One of the frustrating things about debating the Middle East is that most of the people to my left find it difficult to fathom, or sometimes inconvenient to acknowledge, the existence of actual liberals who have somewhat hawkish views on Israel. So anybody whose view on the Middle East is to the right of Naomi Klein must be a reflexive supporter of Israel and probably a "Likudnik," and could not possibly have any other foreign policy principles that dovetail with their views on Israel.
Last week I wrote about a report bringing to light Richard Goldstone's Apartheid-era history.
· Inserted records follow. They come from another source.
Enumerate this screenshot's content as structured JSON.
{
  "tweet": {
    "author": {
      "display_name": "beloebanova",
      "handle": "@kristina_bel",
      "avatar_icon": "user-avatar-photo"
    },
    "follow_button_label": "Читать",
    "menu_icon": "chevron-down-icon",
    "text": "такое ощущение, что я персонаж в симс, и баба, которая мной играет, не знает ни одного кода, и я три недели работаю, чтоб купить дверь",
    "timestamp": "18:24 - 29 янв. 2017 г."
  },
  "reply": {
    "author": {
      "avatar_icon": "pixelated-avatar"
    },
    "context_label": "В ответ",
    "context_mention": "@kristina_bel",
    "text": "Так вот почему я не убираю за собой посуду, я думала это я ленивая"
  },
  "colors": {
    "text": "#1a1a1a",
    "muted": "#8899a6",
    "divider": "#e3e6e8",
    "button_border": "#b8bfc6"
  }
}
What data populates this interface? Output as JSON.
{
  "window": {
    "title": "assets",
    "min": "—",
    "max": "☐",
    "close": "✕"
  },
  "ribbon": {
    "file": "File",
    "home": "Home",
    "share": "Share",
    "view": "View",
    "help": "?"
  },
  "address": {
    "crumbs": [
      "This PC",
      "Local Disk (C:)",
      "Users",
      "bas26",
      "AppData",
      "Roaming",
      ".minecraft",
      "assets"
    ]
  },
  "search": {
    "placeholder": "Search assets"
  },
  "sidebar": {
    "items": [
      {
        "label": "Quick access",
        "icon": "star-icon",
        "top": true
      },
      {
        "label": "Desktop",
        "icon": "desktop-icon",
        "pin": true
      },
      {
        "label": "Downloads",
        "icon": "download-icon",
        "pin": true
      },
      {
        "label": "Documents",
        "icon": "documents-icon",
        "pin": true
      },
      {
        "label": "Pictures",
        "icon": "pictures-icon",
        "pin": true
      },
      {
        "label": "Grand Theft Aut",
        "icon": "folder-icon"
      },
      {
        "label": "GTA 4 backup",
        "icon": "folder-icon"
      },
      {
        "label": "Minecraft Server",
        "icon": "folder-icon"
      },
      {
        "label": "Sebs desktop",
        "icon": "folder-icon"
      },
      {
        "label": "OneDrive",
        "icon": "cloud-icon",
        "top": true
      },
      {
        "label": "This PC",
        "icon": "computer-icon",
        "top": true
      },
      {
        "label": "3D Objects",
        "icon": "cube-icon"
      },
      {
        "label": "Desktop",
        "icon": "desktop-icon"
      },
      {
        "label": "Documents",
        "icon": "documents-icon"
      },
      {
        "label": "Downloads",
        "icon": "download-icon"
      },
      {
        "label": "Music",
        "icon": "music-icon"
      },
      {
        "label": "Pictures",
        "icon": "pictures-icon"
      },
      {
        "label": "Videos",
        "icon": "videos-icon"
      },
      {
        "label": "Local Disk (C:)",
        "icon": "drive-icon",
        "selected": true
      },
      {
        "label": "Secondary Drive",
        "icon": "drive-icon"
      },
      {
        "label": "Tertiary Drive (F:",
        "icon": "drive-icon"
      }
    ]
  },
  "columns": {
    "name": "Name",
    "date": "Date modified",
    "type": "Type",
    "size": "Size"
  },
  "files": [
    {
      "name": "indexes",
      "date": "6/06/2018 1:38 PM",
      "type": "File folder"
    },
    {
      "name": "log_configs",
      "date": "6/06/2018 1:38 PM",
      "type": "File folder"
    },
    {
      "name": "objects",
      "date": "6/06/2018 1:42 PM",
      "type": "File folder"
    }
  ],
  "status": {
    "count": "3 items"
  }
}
Matthew Yglesias waxed sarcastic that Nelson Mandela was okay with Goldstone, so it was funny that "defenders of the rights of black South Africans as Jonathan Chait and Jeffrey Goldberg are inclined to take a darker view of things than am I or Nelson Mandela." Today he follows up:
I find it a bit curious that strident defenders of Israeli foreign policy take a harder line on Richard Goldstone’s apartheid-era conduct than does Nelson Mandela and the leadership of the African National Congress. It’s almost enough to make you think that some of these attacks on Goldstone are offered in bad faith, and are more motivated by dislike for his conclusions about Israeli conduct during the Gaza war than genuine concern about his past conduct.
This is a good example of the general phenomenon I'm talking about. Begin with the characterization "strident defenders of Israeli foreign policy." I'm certainly more strident than Yglesias. But I (hesitantly) opposed the Gaza incursion. I blame Netanyahu, not the Obama administration, for the recent Israel-U.S. blow-up. Goldberg made his name authoring a book critical of Israel's occupation, wrote a long op-ed blasting Aipac, and so on. Goldberg and I do find Israel distinctly more sympathetic than Hamas. Yglesias would probably object to somebody who painted the United States as no better than al Qaeda. That wouldn't make him a "strident defender of American foreign policy." At best Yglesias has picked an imprecise description, and at worst he's outright misleading his readers.
Next, there's the charge that I'm taking "a harder line" than Mandela and the ANC on Goldstone's enforcement of Apartheid. It's not really that hard a line -- I called it "morally murky," and explicitly said that it doesn't suggest Goldstone is or was a racist or an Apartheid supporter. Yglesias proceeds to cite Goldstone's subsequent, post-Apartheid work with the Commission on Public Violence and Intimidation, which helped lead Mandela to appoint him to the Constitutional Court. But of course the charge isn't that Goldstone was a conscious supporter of Apartheid -- it's that he was a get-along, go-along functionary. Working to investigate the Apartheid system after it fell hardly refutes that picture. Moreover, it explains pretty well why Mandela would have reason to embrace Goldstone. Mandela was a politician who had to reconcile a bitterly-divided country, not some sage who was free to make philosophical judgments untainted by politics that the rest of us must abide.
Of course, Yglesias isn't saying we must abide Mandela's judgments. He's saying, or implying, that Goldberg and I lack credibility as critics of Apartheid, that our sole interest in the matter is as allegedly reflexive defenders of Israel. Goldberg was an anti-South Africa activist in the 1980s and was arrested while protesting on behalf of divestiture. I wasn't an activist for any cause, and I can't really prove that I "really" opposed Apartheid, but, well, I did.
Yglesias leaps directly from the fact that Mandela appointed Goldstone to a court to his conclusion that only "bad faith" could explain anybody mentioning Goldstone's history with Apartheid. Accusations of bad faith are both impossible to disprove and an effective tactic for avoiding the substance of the issue. As I've said before, the important question is the truth of Goldstone's findings. He did report evidence of Israeli war crimes in Gaza. He also made a lot of shaky or hard-to-justify claims. Part of the controversy around Goldstone has dipped into questions of his character -- supporters paint him as a fearless truth-teller, critics as a man who molds himself to the ideology of whatever institution he's attached to. I think his Apartheid history has some relevance to this small but non-trivial question.